When I was growing up in S. Florida, we read Jack London’s short story, “To Build a Fire,” which left a lasting impression on me. I can still picture a lone man in the wilderness, struggling against the elements, fingers so cold he failed to hold onto precious matches, which were dropped, useless, into the wet snow. It’s been bitterly cold in New England, in the minus digits, something I associate with Alaskan, or Yukon Territories sort of locale, not New England. Whenever it gets this cold my thought go back to the reading of this classic story, and I want only to stay inside, sheltered and warm.
And yet, after a day or two, the cold relents, and the urge to get outside takes over. This afternoon it was a balmy 23 degrees F, so we ventured to a nearby trail I hadn’t visited in a long while, conservation land off North Maple Street in Bellingham, MA. My last visit had been in the spring, and walking then was difficult. Along the way various marshy streams head toward the Upper Charles River, and finding a path between these streams through the woods was difficult. The frozen landscape of winter makes crossing these wet areas much easier.
We spotted only coyote tracks as we made our way through the woods. A foot of snow covered the ground, the stone walls throughout the woods standing in sharp relief against the white backdrop. Farming along the banks of the river made a lot of sense to the farmers of yesteryear.
Although our walk took us quite close to Route 495, I was impressed with the quiet. We heard very little traffic noise, mostly the squeak of boots on cold, dry snow. The shopping center where Whole Foods draws people from around the area is on the other side of the river, yet most shoppers have no idea of the quiet beauty of this forgotten landscape and the river that flows so quietly nearby. There is a sign at the trailhead noting the property is conservation land, but little else invites others to come enjoy the views along the river.
The down side of walking where others haven’t been is that fallen branches litter the trail. I tripped several times,tumbling into soft, forgiving snow. Getting up each time was difficult, the muscles in my right leg don’t take kindly to helping me get upright. Once I simply lost my focus, entranced by the river flowing past; the snow that covered me when I fell was dry and brushed off easily. Following our tracks backward to the trailhead, I was alert, watching for the branches that tripped me up; I arrived back at the trailhead in one piece and happy. We headed back to the car just as the first flakes of another snowstorm began to fall.

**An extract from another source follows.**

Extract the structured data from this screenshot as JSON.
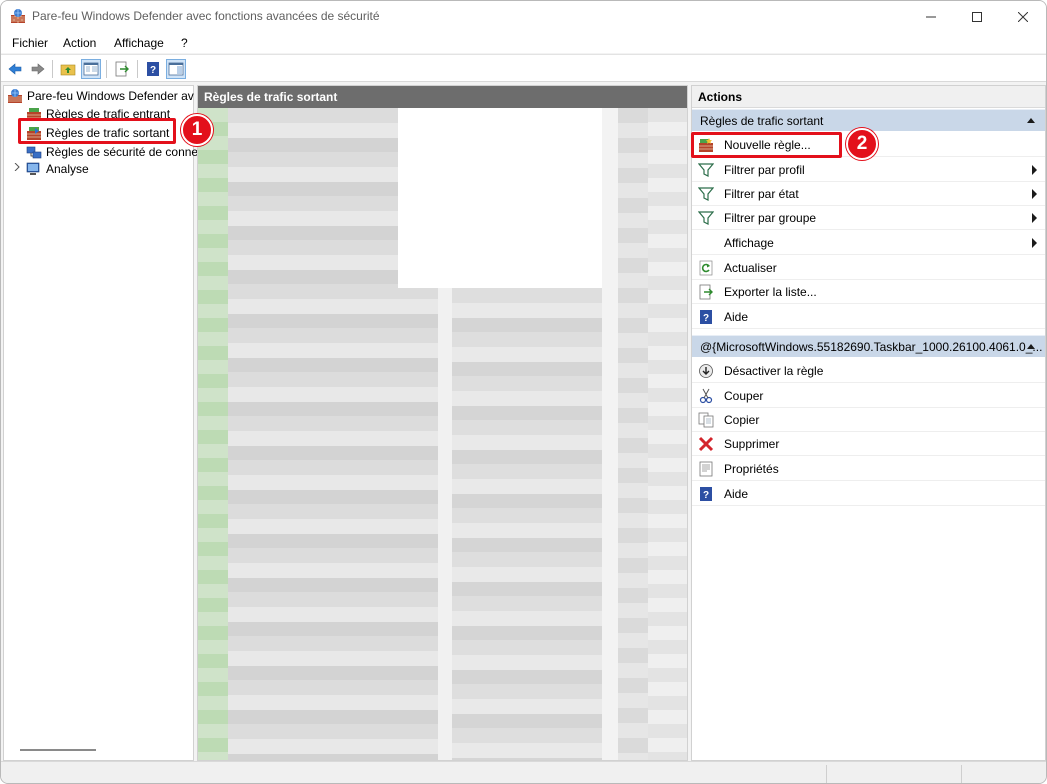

Marjorie Turner Hollman is a writer who loves the outdoors, and is the author of Easy Walks in Massachusetts, 2nd edition, More Easy Walks in Massachusetts, 2nd edition, Easy Walks and Paddles in the Ten Mile River Watershed, and Finding Easy Walks Wherever You Are. Her memoir, the backstory of Easy Walks, is My Liturgy of Easy Walks: Reclaiming hope in a world turned upside down.
3 responses to “A Path Less Traveled”

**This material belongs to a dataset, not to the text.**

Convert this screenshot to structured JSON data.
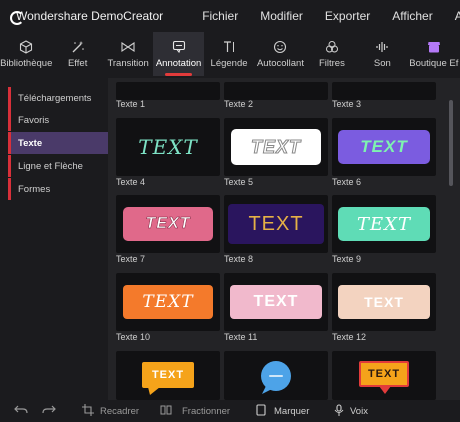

Reblogged this on Em Turner Chitty and commented:
Beautiful nature writing by my cousin Marjorie Turner Hollman.
nice column — i’d never read jack london’s to build a fire but found it on the web. you’ve been more adventurous than me this weekend. would be good to get together before long. i’lm still coughing some, but getting better. talk to you soon. love mg
Mary Chitty MSLS Pharmaceutical & Health Technologies Division Past Chair 2014 Library Director & Taxonomist cell 617 861 7410 work 781 972 5416 Cambridge Healthtech, Needham MA http://www.genomicglossaries.com http://www.healthtech.com
On Mon, Feb 15, 2016 at 6:47 PM, Marjorie Turner Hollman wrote:
> marjorie561 posted: ” When I was growing up in S. Florida, we read Jack > London’s short story, “To Build a Fire,” which left a lasting impression on > me. I can still picture a lone man in the wilderness, struggling against > the elements, fingers so cold he failed to hold onto p” >
Great ppost thank you